Now that the finishes touches are being put on Barclay’s Arena, it has become apparent to neighbors and passers-by that the building will not be getting a coat of paint to cover its rusty exterior. Because it’s supposed to be that way. While this is old news to most neighborhood opponents—who zealously perused construction designs—it has surprised some others.
“I thought they were going to paint it,” commented one man to The New York Times, which has a story about the structure’s rusty surface.
After all, wasn’t the whole eminent domain claim based on the idea that the arena would eliminate blight?
“Weathering steel” or Cor-Ten, as it is sometimes called, is intended to create a rusted coating that protects the panels. According to SHoP Architects principal Gregg Pasquarelli, the 12,000 steel pieces that make up the building’s exterior shell were pre-weathered, going through more than a dozen wet-and-dry cycles a day for four months.

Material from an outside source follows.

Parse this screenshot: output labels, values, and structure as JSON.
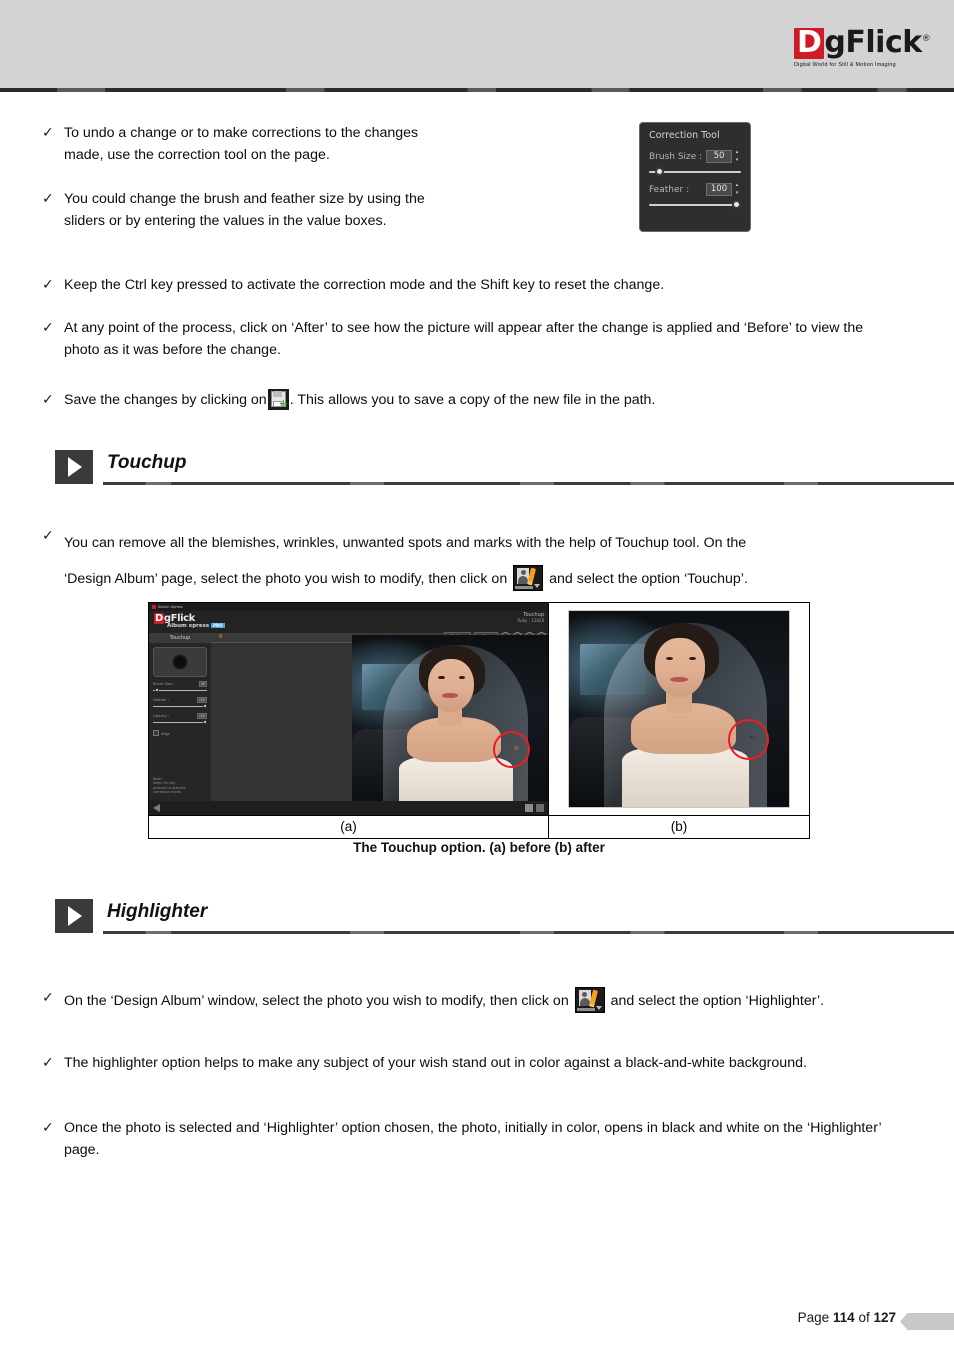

The pre-weathering process should limit the arena’s rust drippings, which have been known to stain sidewalks and sometimes t-shirts, according to Forest City Ratner executive V.P. and director Robert Sanna.

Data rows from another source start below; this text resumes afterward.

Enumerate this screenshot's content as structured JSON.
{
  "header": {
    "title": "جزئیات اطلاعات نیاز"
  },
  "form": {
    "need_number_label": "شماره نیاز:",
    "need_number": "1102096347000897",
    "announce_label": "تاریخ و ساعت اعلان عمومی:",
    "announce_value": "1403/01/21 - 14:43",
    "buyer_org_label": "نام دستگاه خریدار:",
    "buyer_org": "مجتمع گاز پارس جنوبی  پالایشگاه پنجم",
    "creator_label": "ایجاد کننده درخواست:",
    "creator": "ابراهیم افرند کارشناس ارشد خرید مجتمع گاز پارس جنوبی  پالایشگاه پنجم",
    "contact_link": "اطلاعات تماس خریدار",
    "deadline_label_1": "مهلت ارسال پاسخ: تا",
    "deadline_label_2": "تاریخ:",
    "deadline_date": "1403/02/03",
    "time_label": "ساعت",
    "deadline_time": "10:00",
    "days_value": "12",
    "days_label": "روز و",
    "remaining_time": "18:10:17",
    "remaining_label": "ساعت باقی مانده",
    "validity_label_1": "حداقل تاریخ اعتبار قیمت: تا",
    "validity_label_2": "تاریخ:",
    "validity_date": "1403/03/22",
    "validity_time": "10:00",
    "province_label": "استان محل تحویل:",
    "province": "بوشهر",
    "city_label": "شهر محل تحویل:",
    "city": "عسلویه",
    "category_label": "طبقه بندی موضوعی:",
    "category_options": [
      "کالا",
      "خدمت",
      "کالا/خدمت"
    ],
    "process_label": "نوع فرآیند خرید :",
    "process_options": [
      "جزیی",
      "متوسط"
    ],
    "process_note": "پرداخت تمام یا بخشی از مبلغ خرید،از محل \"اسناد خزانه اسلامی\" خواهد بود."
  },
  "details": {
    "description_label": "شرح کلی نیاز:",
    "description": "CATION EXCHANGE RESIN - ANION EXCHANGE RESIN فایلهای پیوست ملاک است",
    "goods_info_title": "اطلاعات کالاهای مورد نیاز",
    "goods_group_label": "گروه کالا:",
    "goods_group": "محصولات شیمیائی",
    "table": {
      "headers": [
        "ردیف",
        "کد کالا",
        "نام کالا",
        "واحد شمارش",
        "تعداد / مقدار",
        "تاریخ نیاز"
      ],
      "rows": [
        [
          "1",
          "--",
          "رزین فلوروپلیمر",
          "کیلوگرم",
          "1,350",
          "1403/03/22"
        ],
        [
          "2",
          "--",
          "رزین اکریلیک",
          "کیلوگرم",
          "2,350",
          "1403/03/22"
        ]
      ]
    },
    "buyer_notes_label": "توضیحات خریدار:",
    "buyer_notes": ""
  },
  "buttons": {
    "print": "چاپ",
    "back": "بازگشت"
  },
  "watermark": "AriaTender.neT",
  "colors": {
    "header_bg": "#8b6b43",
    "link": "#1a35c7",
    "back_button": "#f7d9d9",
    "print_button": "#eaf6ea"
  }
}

“This should keep it to a minimum, and you won’t have to worry that it will stain your sweater as you walk by,” Mr. Sanna told The Times.

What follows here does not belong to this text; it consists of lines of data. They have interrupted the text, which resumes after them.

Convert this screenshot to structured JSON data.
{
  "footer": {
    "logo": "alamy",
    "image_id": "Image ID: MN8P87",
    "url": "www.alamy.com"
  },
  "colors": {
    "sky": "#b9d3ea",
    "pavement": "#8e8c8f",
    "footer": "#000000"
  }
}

The warm brown coloring is lovely, but the possibility of being caught by rusted rain will probably not thrill the neighbors who never wanted it the arena there in the first place.